Completed

Project description

Sepsis and multi-organ failure in critically ill patients can cause to rapid muscle loss reaching up to 15%reduction in cross sectional area of the rectus femoris muscle within 7 days of admission to the Intensive Care Unit (ICU) (Puthucheray et al. 2013).  This leads to severe disability and prolonged duration of mechanical ventilation.  In around 20% of cases a state of chronic critical illness ensues, which is when the initial reason for admission to critical care is no longer the primary driver of the patients need for prolonged ventilation. These patients typically stay in the ICU for over 10 days.  

Although post ICU recovery trajectories have been explored, little is known about the functional recovery of these patients whilst still in the ICU. In addition, retrospective studies have shown that there are potentially subgroups of patients who persist in a prolonged inflammatory and/or immunosuppressed state that persists after CCU discharge and out into recovery; such patients have a poorer functional status, quality of life and persisting anaemia (Bateman, et al. 2009; Griffiths, et al. 2015).

This project aim is to explore functional recovery trajectories on the ICU, to characterise subgroups of patients with different functional trajectories and to examine the relationship between immunodeficiency, pro-inflammatory states and functional trajectories.

This study will help to elucidate the complex mechanisms chronic critical illness, and may enable clinicians to identify patients early who are at risk of poorer long-term recovery, allowing more focused design of clinical pathways for those at the highest risk. If prolonged inflammatory state, immunosuppression, catabolism and anaemia are linked with poorer functional trajectory, it may provide a strong rationale for ongoing interventional research to address these at a physiological level.

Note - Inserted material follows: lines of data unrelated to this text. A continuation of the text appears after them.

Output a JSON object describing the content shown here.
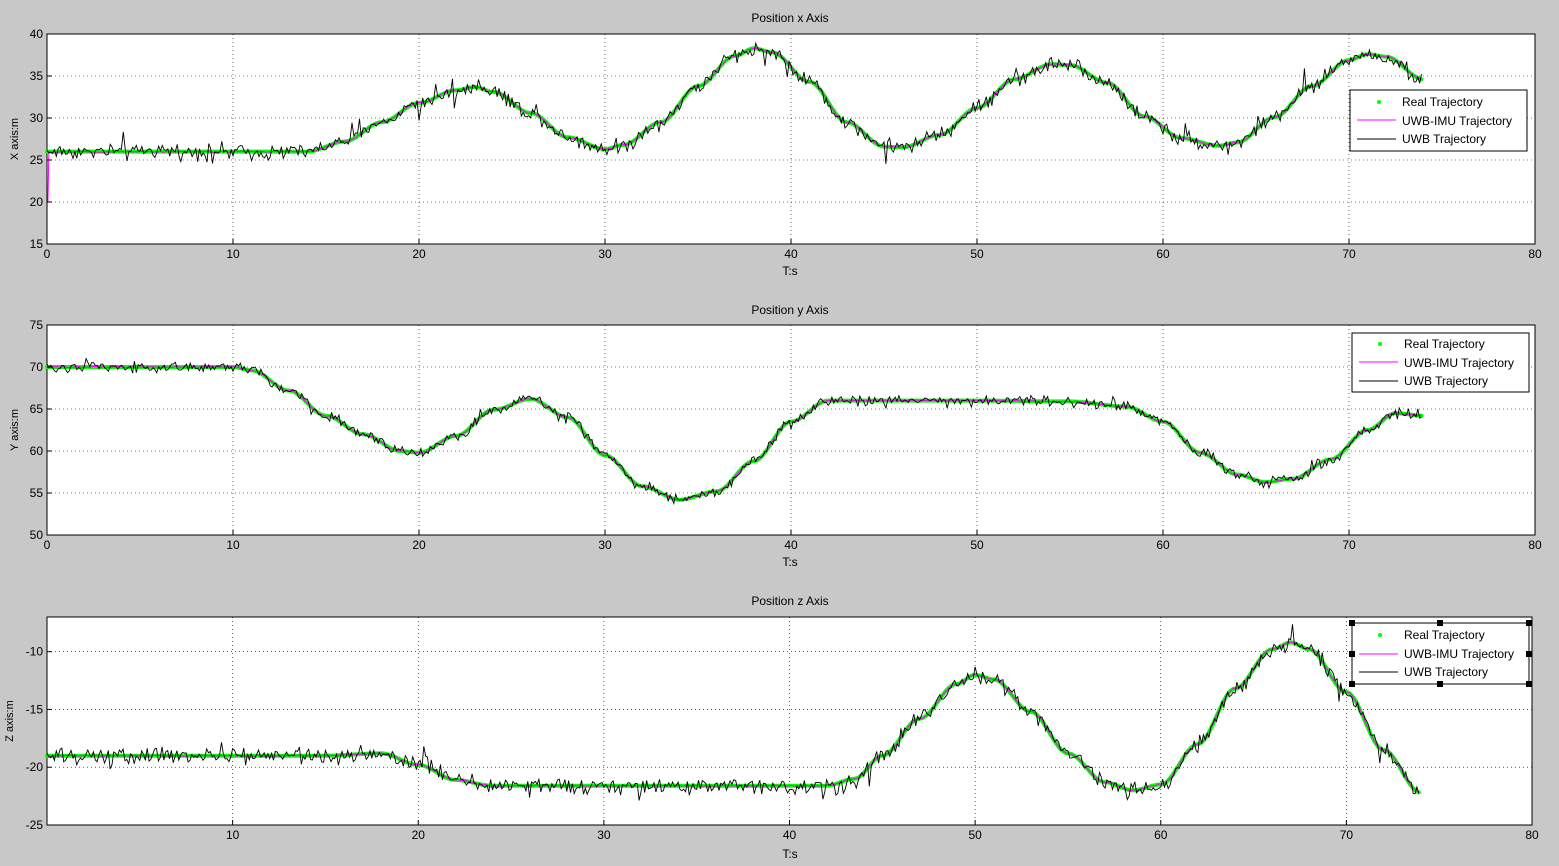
{
  "figure": {
    "background": "#c8c8c8"
  },
  "colors": {
    "real": "#00ff00",
    "uwb_imu": "#ff00ff",
    "uwb": "#000000",
    "axes_bg": "#ffffff",
    "grid": "#000000"
  },
  "chart_data": [
    {
      "type": "line",
      "title": "Position x Axis",
      "xlabel": "T:s",
      "ylabel": "X axis:m",
      "xlim": [
        0,
        80
      ],
      "ylim": [
        15,
        40
      ],
      "xticks": [
        0,
        10,
        20,
        30,
        40,
        50,
        60,
        70,
        80
      ],
      "yticks": [
        15,
        20,
        25,
        30,
        35,
        40
      ],
      "grid": true,
      "legend_position": "right",
      "series": [
        {
          "name": "Real Trajectory",
          "style": "points",
          "color": "#00ff00"
        },
        {
          "name": "UWB-IMU Trajectory",
          "style": "line",
          "color": "#ff00ff"
        },
        {
          "name": "UWB Trajectory",
          "style": "line",
          "color": "#000000"
        }
      ],
      "trajectory": {
        "x": [
          0,
          5,
          10,
          14,
          16,
          18,
          20,
          22,
          23,
          24,
          26,
          28,
          30,
          31,
          33,
          35,
          37,
          38,
          39,
          41,
          43,
          45,
          46,
          48,
          50,
          52,
          54,
          55,
          57,
          59,
          61,
          63,
          64,
          66,
          68,
          70,
          71,
          72,
          74
        ],
        "y": [
          26,
          26,
          26,
          26,
          27.2,
          29.5,
          31.8,
          33.3,
          33.7,
          33.1,
          30.6,
          27.7,
          26.3,
          26.8,
          29.5,
          33.8,
          37.4,
          38.3,
          37.8,
          34.3,
          29.5,
          26.6,
          26.5,
          28.0,
          31.2,
          34.6,
          36.4,
          36.3,
          34.2,
          30.2,
          27.6,
          26.7,
          27.1,
          30.1,
          33.8,
          36.9,
          37.6,
          37.3,
          34.6
        ]
      },
      "uwb_imu_initial_value": 20,
      "uwb_noise_amplitude": 0.9,
      "t_end": 74
    },
    {
      "type": "line",
      "title": "Position y Axis",
      "xlabel": "T:s",
      "ylabel": "Y axis:m",
      "xlim": [
        0,
        80
      ],
      "ylim": [
        50,
        75
      ],
      "xticks": [
        0,
        10,
        20,
        30,
        40,
        50,
        60,
        70,
        80
      ],
      "yticks": [
        50,
        55,
        60,
        65,
        70,
        75
      ],
      "grid": true,
      "legend_position": "top-right",
      "series": [
        {
          "name": "Real Trajectory",
          "style": "points",
          "color": "#00ff00"
        },
        {
          "name": "UWB-IMU Trajectory",
          "style": "line",
          "color": "#ff00ff"
        },
        {
          "name": "UWB Trajectory",
          "style": "line",
          "color": "#000000"
        }
      ],
      "trajectory": {
        "x": [
          0,
          5,
          10,
          11,
          13,
          15,
          17,
          19,
          20,
          22,
          24,
          26,
          28,
          30,
          32,
          34,
          36,
          38,
          40,
          42,
          45,
          50,
          55,
          58,
          60,
          62,
          64,
          65.5,
          67,
          69,
          71,
          72.5,
          74
        ],
        "y": [
          70,
          70,
          70,
          69.6,
          67.2,
          64.2,
          62.0,
          60.0,
          59.8,
          61.8,
          64.9,
          66.2,
          64.0,
          59.5,
          55.8,
          54.2,
          55.2,
          58.8,
          63.5,
          66.0,
          66.0,
          66.0,
          65.9,
          65.3,
          63.5,
          59.8,
          57.2,
          56.3,
          56.7,
          59.0,
          62.5,
          64.5,
          64.2
        ]
      },
      "uwb_noise_amplitude": 0.6,
      "t_end": 74
    },
    {
      "type": "line",
      "title": "Position z Axis",
      "xlabel": "T:s",
      "ylabel": "Z axis:m",
      "xlim": [
        0,
        80
      ],
      "ylim": [
        -25,
        -7
      ],
      "xticks": [
        10,
        20,
        30,
        40,
        50,
        60,
        70,
        80
      ],
      "yticks": [
        -25,
        -20,
        -15,
        -10
      ],
      "grid": true,
      "legend_position": "top-right",
      "legend_selected": true,
      "series": [
        {
          "name": "Real Trajectory",
          "style": "points",
          "color": "#00ff00"
        },
        {
          "name": "UWB-IMU Trajectory",
          "style": "line",
          "color": "#ff00ff"
        },
        {
          "name": "UWB Trajectory",
          "style": "line",
          "color": "#000000"
        }
      ],
      "trajectory": {
        "x": [
          0,
          5,
          10,
          15,
          18,
          20,
          22,
          24,
          26,
          30,
          35,
          40,
          42,
          43.5,
          45,
          47,
          49,
          50,
          51,
          53,
          55,
          57,
          58.5,
          60,
          62,
          64,
          66,
          67,
          68,
          70,
          72,
          74
        ],
        "y": [
          -19,
          -19,
          -19,
          -19,
          -18.8,
          -19.8,
          -21.1,
          -21.6,
          -21.6,
          -21.6,
          -21.6,
          -21.6,
          -21.6,
          -21.0,
          -19.0,
          -15.8,
          -12.8,
          -12.0,
          -12.4,
          -15.2,
          -18.8,
          -21.3,
          -22.0,
          -21.5,
          -18.0,
          -13.2,
          -9.8,
          -9.2,
          -9.8,
          -13.5,
          -18.5,
          -22.2
        ]
      },
      "uwb_noise_amplitude": 0.7,
      "t_end": 74
    }
  ]
}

Related Research Outputs

Corner EJ, Murray EJ, Brett SJ (2019). Qualitative, grounded theory exploration of patients' experience of early mobilisation, rehabilitation and recovery after critical illness. BMJ Open 9(2):e026348.